Tim Van Schmidt | New SCENE
In honor of the official return of t-shirt weather — and the roaring return of Colorado concerts — I’d like to pay tribute to a true rock and roll tradition: the tour t-shirt.
It’s usually black. It has a band name on it. There’s usually some very striking artwork splashed across it. A lot of times, the tour dates are on the back too.
And they are a sign of just how cool you are.
Why? Because tour shirts express what kind of music you really dig — and signal that you were willing to get out there and see your favorite bands play live.
Tour shirts are more than just product branding, though “branding” is certainly a part of it. But more, they are about a time and a place — rock and roll memories are what make tour shirts more than just laundry.
They become the history of good concerts and great times.
I bought my first tour shirt in 1975 at a Rolling Stones show. That was the year the Stones played in Fort Collins at Hughes Stadium. However, I flew into Los Angeles to see them on two consecutive nights at the “Fabulous” Forum.
A friend from Phoenix — not a city on the Stones tour — asked me to buy him a t-shirt and since I was doing so, I bought one for myself. I wore that thing constantly, though I probably wouldn’t fit into it now. Still, this old thing isn’t going in the rag bin.
Since then, I have hardly ever failed to least check out the merch booth at every show I go to. And once you’re there, you may as well buy something, right?
Actually, before I bought any tour shirts, I was buying programs. I bought a full-color program at my very first concert overall — Herb Alpert and the Tijuana Brass in Phoenix in 1966.
My favorite program of all time, though, was the one from the 1974 George Harrison tour with Ravi Shankar, which included a full tutorial on Indian music and instruments. I saw the show in Tucson and since Harrison was the first Beatle I got to see live, I still have that program.
There are other great rock and roll collectibles as well. Band buttons were especially popular in the 1970s and 80s — and a relatively inexpensive souvenir.

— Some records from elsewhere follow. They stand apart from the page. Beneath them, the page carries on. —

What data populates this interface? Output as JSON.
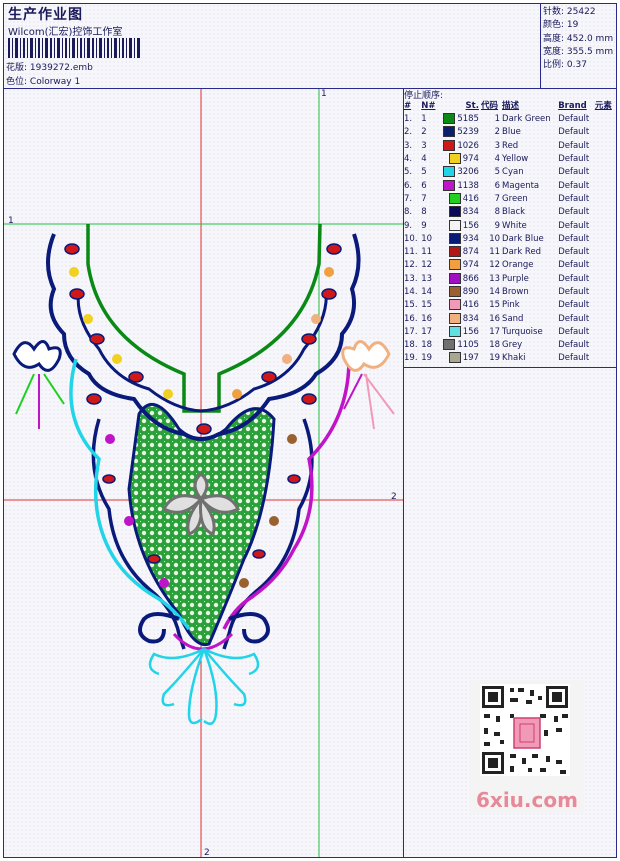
{
  "header": {
    "title": "生产作业图",
    "company": "Wilcom(汇宏)控饰工作室",
    "design_label": "花版:",
    "design_value": "1939272.emb",
    "colorway_label": "色位:",
    "colorway_value": "Colorway 1"
  },
  "stats": [
    {
      "label": "针数:",
      "value": "25422"
    },
    {
      "label": "颜色:",
      "value": "19"
    },
    {
      "label": "高度:",
      "value": "452.0 mm"
    },
    {
      "label": "宽度:",
      "value": "355.5 mm"
    },
    {
      "label": "比例:",
      "value": "0.37"
    }
  ],
  "stop_sequence": {
    "title": "停止顺序:",
    "headers": [
      "#",
      "N#",
      "St.",
      "代码",
      "描述",
      "Brand",
      "元素"
    ],
    "rows": [
      {
        "n": "1.",
        "nn": "1",
        "color": "#0a8a14",
        "st": "5185",
        "code": "1",
        "desc": "Dark Green",
        "brand": "Default"
      },
      {
        "n": "2.",
        "nn": "2",
        "color": "#0a1f6e",
        "st": "5239",
        "code": "2",
        "desc": "Blue",
        "brand": "Default"
      },
      {
        "n": "3.",
        "nn": "3",
        "color": "#d01818",
        "st": "1026",
        "code": "3",
        "desc": "Red",
        "brand": "Default"
      },
      {
        "n": "4.",
        "nn": "4",
        "color": "#f2d020",
        "st": "974",
        "code": "4",
        "desc": "Yellow",
        "brand": "Default"
      },
      {
        "n": "5.",
        "nn": "5",
        "color": "#22d4e8",
        "st": "3206",
        "code": "5",
        "desc": "Cyan",
        "brand": "Default"
      },
      {
        "n": "6.",
        "nn": "6",
        "color": "#c014c8",
        "st": "1138",
        "code": "6",
        "desc": "Magenta",
        "brand": "Default"
      },
      {
        "n": "7.",
        "nn": "7",
        "color": "#20d020",
        "st": "416",
        "code": "7",
        "desc": "Green",
        "brand": "Default"
      },
      {
        "n": "8.",
        "nn": "8",
        "color": "#0a0a5a",
        "st": "834",
        "code": "8",
        "desc": "Black",
        "brand": "Default"
      },
      {
        "n": "9.",
        "nn": "9",
        "color": "#f4f4f4",
        "st": "156",
        "code": "9",
        "desc": "White",
        "brand": "Default"
      },
      {
        "n": "10.",
        "nn": "10",
        "color": "#0a1a7a",
        "st": "934",
        "code": "10",
        "desc": "Dark Blue",
        "brand": "Default"
      },
      {
        "n": "11.",
        "nn": "11",
        "color": "#b01818",
        "st": "874",
        "code": "11",
        "desc": "Dark Red",
        "brand": "Default"
      },
      {
        "n": "12.",
        "nn": "12",
        "color": "#f0a040",
        "st": "974",
        "code": "12",
        "desc": "Orange",
        "brand": "Default"
      },
      {
        "n": "13.",
        "nn": "13",
        "color": "#a010c0",
        "st": "866",
        "code": "13",
        "desc": "Purple",
        "brand": "Default"
      },
      {
        "n": "14.",
        "nn": "14",
        "color": "#9a6030",
        "st": "890",
        "code": "14",
        "desc": "Brown",
        "brand": "Default"
      },
      {
        "n": "15.",
        "nn": "15",
        "color": "#f09ab8",
        "st": "416",
        "code": "15",
        "desc": "Pink",
        "brand": "Default"
      },
      {
        "n": "16.",
        "nn": "16",
        "color": "#f0b080",
        "st": "834",
        "code": "16",
        "desc": "Sand",
        "brand": "Default"
      },
      {
        "n": "17.",
        "nn": "17",
        "color": "#60e0e0",
        "st": "156",
        "code": "17",
        "desc": "Turquoise",
        "brand": "Default"
      },
      {
        "n": "18.",
        "nn": "18",
        "color": "#707070",
        "st": "1105",
        "code": "18",
        "desc": "Grey",
        "brand": "Default"
      },
      {
        "n": "19.",
        "nn": "19",
        "color": "#a8a890",
        "st": "197",
        "code": "19",
        "desc": "Khaki",
        "brand": "Default"
      }
    ]
  },
  "guides": {
    "v1": "1",
    "h1": "1",
    "h2": "2",
    "v2": "2"
  },
  "watermark": "6xiu.com",
  "colors": {
    "frame": "#2a2a8a",
    "guide_red": "#e03030",
    "guide_green": "#20c040"
  }
}
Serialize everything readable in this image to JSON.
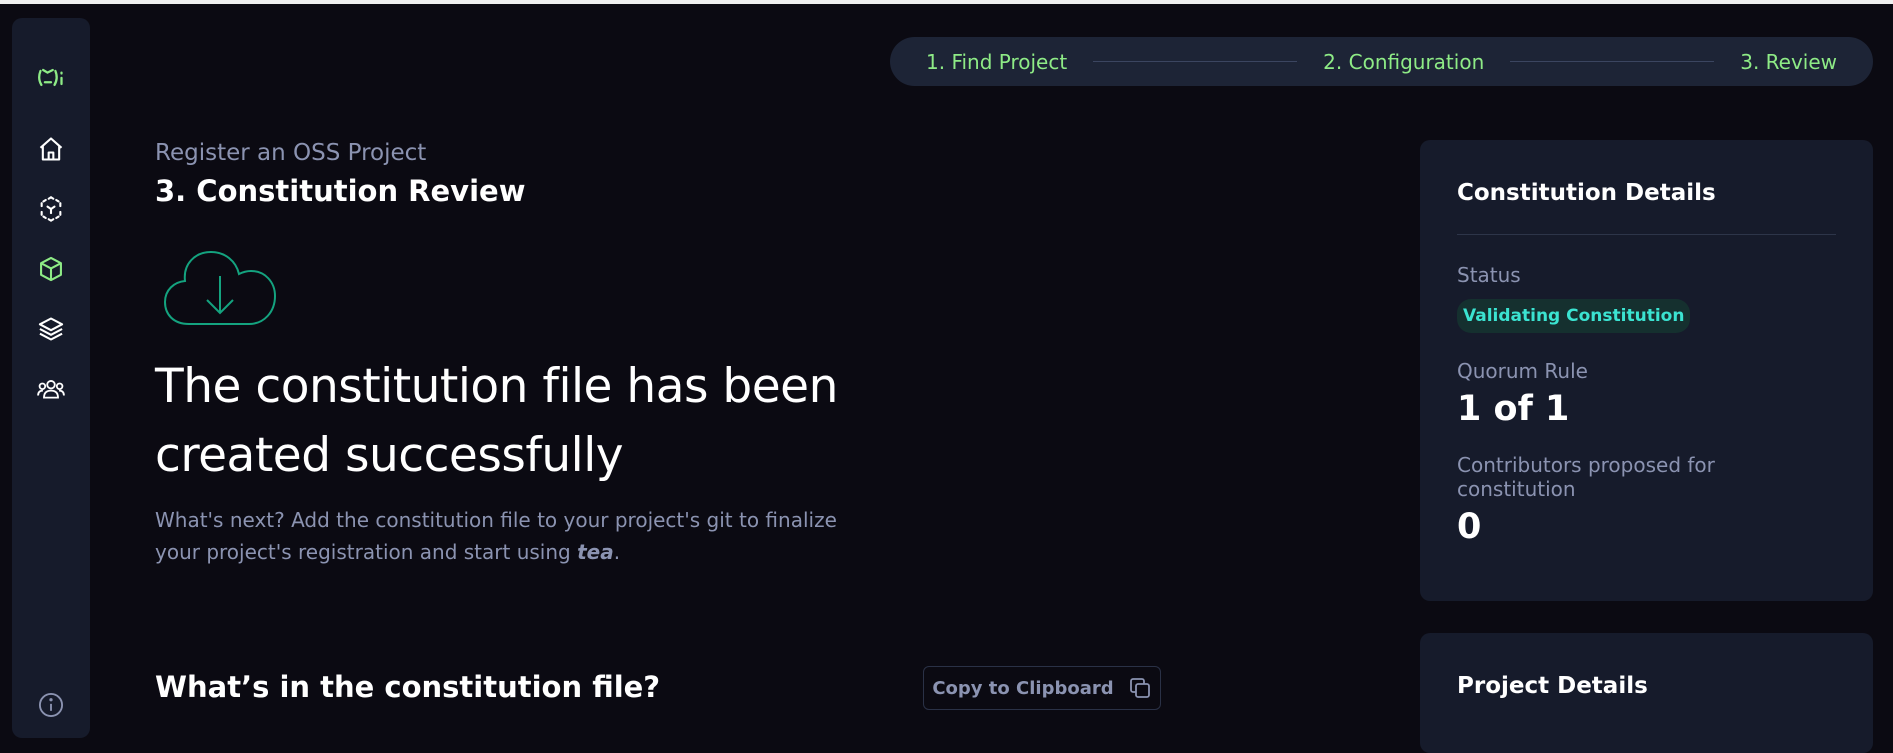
{
  "stepper": {
    "steps": [
      "1. Find Project",
      "2. Configuration",
      "3. Review"
    ]
  },
  "sidebar": {
    "items": [
      "logo-icon",
      "home-icon",
      "cube-network-icon",
      "package-icon",
      "layers-icon",
      "users-icon",
      "info-icon"
    ]
  },
  "main": {
    "breadcrumb": "Register an OSS Project",
    "title": "3. Constitution Review",
    "hero": "The constitution file has been created successfully",
    "description_pre": "What's next? Add the constitution file to your project's git to finalize your project's registration and start using ",
    "description_tea": "tea",
    "description_post": ".",
    "section_title": "What’s in the constitution file?",
    "copy_label": "Copy to Clipboard"
  },
  "constitution_details": {
    "title": "Constitution Details",
    "status_label": "Status",
    "status_value": "Validating Constitution",
    "quorum_label": "Quorum Rule",
    "quorum_value": "1 of 1",
    "contributors_label": "Contributors proposed for constitution",
    "contributors_value": "0"
  },
  "project_details": {
    "title": "Project Details"
  },
  "colors": {
    "background": "#0b0a12",
    "panel": "#161b2b",
    "accent_green": "#8eeb86",
    "badge_text": "#3be3d1",
    "muted_text": "#8b93b1"
  }
}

My first buttons were free. When I saw T. Rex in Santa Monica in 1972, they were handing out buttons to promote “The Slider” album. When I saw Blondie in 1978 at the Starwood, the famous punk club in LA, they were handing out buttons that said “Blondie is a Group” signifying that vocalist Deborah Harry wasn’t the only one in the band.
Most recently, I just had to buy a UK Subs button when the venerable punk band made a stop in Fort Collins at Hodi’s.
Of course, there are also posters, but I was never very interested in them — they are just too hard to carry around during the show without messing them up. But the coolest poster that I did buy was a custom piece of art for a run by The Dead at Red Rocks one year — a skeleton cowboy riding a bucking bronco.
Stickers? I have a David Lindley and El Rayo X sticker I picked up after a particularly raucous show out at Fort Ram. I have a few patches too, like the one I bought in Las Vegas to commemorate a wild show featuring Nine Inch Nails, Marilyn Manson, and the Jim Rose Circus, perhaps one of the rawest concerts I’ve ever seen.
I even snagged a Bob Dylan bandana at his most recent appearance at Red Rocks.
But tour shirts are the coolest rock and roll memorabilia of them all — and I’ll bet the 2022 tour shirts will be hot items.
As stated, it’s about the memories, but it’s also about the artwork. Some shirts are just striking — like the scary-looking Godsmack shirt, I bought at Red Rocks. And some are even shocking — like the bloody Gwar shirt, I collected at the Aggie Theatre.
Some of the shirts are folk art. My favorite t-shirt design of all time is one by Johnny Clegg and Savuka. The artwork shows a music party in full gear with a colorful and diverse number of characters living it up.
But I noticed when I was looking through my collection of tour shirts recently that there were some shirts missing, notably a U-2 shirt I bought at McNichols Arena on St. Patrick’s Day in 1985; and the Bruce Springsteen shirt I bought, also in 1985, at Mile High Stadium, the venue packed to the brim with Bruce fans despite volatile Colorado weather; and The Pretenders shirt I bought at Red Rocks one glorious afternoon.
Oh, that’s right, I can remember seeing my daughter wearing them around at one point — and those vintage shirts were never to be seen again.
The last tour shirt I bought was at the same place I bought the first one — at the Forum in Los Angeles. It was Black Sabbath’s farewell tour and I couldn’t NOT get a shirt.
It was a special date for me and my brother. We had seen Sabbath open for Grand Funk Railroad at the Forum in 1971 — their first major LA appearance — and here we were, 45 years later, seeing the band again in all their dark glory.
But wait — I may not be done. I just bought a ticket to see Alice Cooper at the Budweiser Events Center in October. Hmmm, I don’t have an Alice Cooper tour shirt yet…
Tim Van Schmidt is a writer and photographer based in Fort Collins. Explore his channel on YouTube at “Time Capsules by Tim Van Schmidt”.